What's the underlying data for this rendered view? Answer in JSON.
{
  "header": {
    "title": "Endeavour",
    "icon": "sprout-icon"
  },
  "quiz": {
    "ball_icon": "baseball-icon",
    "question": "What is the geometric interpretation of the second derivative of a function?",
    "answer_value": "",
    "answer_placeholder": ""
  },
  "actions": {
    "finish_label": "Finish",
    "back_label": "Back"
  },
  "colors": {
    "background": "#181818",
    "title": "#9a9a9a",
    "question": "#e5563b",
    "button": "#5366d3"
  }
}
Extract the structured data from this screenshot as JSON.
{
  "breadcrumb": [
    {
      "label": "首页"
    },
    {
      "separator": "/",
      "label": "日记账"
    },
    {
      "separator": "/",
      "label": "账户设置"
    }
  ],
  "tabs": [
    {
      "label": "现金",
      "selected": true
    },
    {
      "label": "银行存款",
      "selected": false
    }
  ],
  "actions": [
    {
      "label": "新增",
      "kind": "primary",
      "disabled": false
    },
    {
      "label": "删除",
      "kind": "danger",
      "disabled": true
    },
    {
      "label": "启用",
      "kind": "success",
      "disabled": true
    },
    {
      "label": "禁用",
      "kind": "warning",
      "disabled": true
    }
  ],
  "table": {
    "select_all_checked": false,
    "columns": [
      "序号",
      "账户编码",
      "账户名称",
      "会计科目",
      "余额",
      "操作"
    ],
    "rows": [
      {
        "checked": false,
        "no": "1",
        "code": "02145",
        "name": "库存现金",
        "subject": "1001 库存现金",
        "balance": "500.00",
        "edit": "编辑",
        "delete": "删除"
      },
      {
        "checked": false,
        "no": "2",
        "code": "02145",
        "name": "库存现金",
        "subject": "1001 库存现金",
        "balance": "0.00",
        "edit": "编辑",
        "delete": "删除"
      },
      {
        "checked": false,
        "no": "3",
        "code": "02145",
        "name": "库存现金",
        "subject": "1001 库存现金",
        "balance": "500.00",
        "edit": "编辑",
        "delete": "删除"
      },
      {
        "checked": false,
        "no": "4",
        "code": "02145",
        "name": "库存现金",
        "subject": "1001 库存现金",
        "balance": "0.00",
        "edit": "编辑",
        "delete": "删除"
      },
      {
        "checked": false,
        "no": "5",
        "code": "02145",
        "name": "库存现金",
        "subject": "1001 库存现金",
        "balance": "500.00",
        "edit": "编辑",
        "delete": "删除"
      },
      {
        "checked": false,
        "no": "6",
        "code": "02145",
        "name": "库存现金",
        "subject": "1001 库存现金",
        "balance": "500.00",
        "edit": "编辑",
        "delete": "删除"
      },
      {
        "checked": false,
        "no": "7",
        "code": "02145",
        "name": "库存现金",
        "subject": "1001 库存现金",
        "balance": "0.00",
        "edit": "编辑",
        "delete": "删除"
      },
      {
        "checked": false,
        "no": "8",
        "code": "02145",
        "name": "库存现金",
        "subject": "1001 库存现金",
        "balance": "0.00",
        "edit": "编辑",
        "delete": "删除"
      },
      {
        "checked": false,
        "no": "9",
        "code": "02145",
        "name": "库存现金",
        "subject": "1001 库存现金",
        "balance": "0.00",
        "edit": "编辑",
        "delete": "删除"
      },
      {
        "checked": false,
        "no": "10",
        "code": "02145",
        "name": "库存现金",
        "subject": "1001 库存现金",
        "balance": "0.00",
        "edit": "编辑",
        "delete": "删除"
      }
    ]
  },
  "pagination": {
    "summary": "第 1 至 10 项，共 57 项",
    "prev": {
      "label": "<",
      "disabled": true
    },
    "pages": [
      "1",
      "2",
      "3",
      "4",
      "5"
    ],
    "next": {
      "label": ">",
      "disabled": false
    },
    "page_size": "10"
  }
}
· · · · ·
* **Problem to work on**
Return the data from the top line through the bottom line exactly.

* **Output below**
What's the underlying data for this rendered view? Answer in JSON.
{
  "header": {
    "title": "Endeavour",
    "icon": "sprout-icon"
  },
  "quiz": {
    "ball_icon": "baseball-icon",
    "question": "What is the geometric interpretation of the second derivative of a function?",
    "answer_value": "",
    "answer_placeholder": ""
  },
  "actions": {
    "finish_label": "Finish",
    "back_label": "Back"
  },
  "colors": {
    "background": "#181818",
    "title": "#9a9a9a",
    "question": "#e5563b",
    "button": "#5366d3"
  }
}
Extract the structured data from this screenshot as JSON.
{
  "breadcrumb": [
    {
      "label": "首页"
    },
    {
      "separator": "/",
      "label": "日记账"
    },
    {
      "separator": "/",
      "label": "账户设置"
    }
  ],
  "tabs": [
    {
      "label": "现金",
      "selected": true
    },
    {
      "label": "银行存款",
      "selected": false
    }
  ],
  "actions": [
    {
      "label": "新增",
      "kind": "primary",
      "disabled": false
    },
    {
      "label": "删除",
      "kind": "danger",
      "disabled": true
    },
    {
      "label": "启用",
      "kind": "success",
      "disabled": true
    },
    {
      "label": "禁用",
      "kind": "warning",
      "disabled": true
    }
  ],
  "table": {
    "select_all_checked": false,
    "columns": [
      "序号",
      "账户编码",
      "账户名称",
      "会计科目",
      "余额",
      "操作"
    ],
    "rows": [
      {
        "checked": false,
        "no": "1",
        "code": "02145",
        "name": "库存现金",
        "subject": "1001 库存现金",
        "balance": "500.00",
        "edit": "编辑",
        "delete": "删除"
      },
      {
        "checked": false,
        "no": "2",
        "code": "02145",
        "name": "库存现金",
        "subject": "1001 库存现金",
        "balance": "0.00",
        "edit": "编辑",
        "delete": "删除"
      },
      {
        "checked": false,
        "no": "3",
        "code": "02145",
        "name": "库存现金",
        "subject": "1001 库存现金",
        "balance": "500.00",
        "edit": "编辑",
        "delete": "删除"
      },
      {
        "checked": false,
        "no": "4",
        "code": "02145",
        "name": "库存现金",
        "subject": "1001 库存现金",
        "balance": "0.00",
        "edit": "编辑",
        "delete": "删除"
      },
      {
        "checked": false,
        "no": "5",
        "code": "02145",
        "name": "库存现金",
        "subject": "1001 库存现金",
        "balance": "500.00",
        "edit": "编辑",
        "delete": "删除"
      },
      {
        "checked": false,
        "no": "6",
        "code": "02145",
        "name": "库存现金",
        "subject": "1001 库存现金",
        "balance": "500.00",
        "edit": "编辑",
        "delete": "删除"
      },
      {
        "checked": false,
        "no": "7",
        "code": "02145",
        "name": "库存现金",
        "subject": "1001 库存现金",
        "balance": "0.00",
        "edit": "编辑",
        "delete": "删除"
      },
      {
        "checked": false,
        "no": "8",
        "code": "02145",
        "name": "库存现金",
        "subject": "1001 库存现金",
        "balance": "0.00",
        "edit": "编辑",
        "delete": "删除"
      },
      {
        "checked": false,
        "no": "9",
        "code": "02145",
        "name": "库存现金",
        "subject": "1001 库存现金",
        "balance": "0.00",
        "edit": "编辑",
        "delete": "删除"
      },
      {
        "checked": false,
        "no": "10",
        "code": "02145",
        "name": "库存现金",
        "subject": "1001 库存现金",
        "balance": "0.00",
        "edit": "编辑",
        "delete": "删除"
      }
    ]
  },
  "pagination": {
    "summary": "第 1 至 10 项，共 57 项",
    "prev": {
      "label": "<",
      "disabled": true
    },
    "pages": [
      "1",
      "2",
      "3",
      "4",
      "5"
    ],
    "next": {
      "label": ">",
      "disabled": false
    },
    "page_size": "10"
  }
}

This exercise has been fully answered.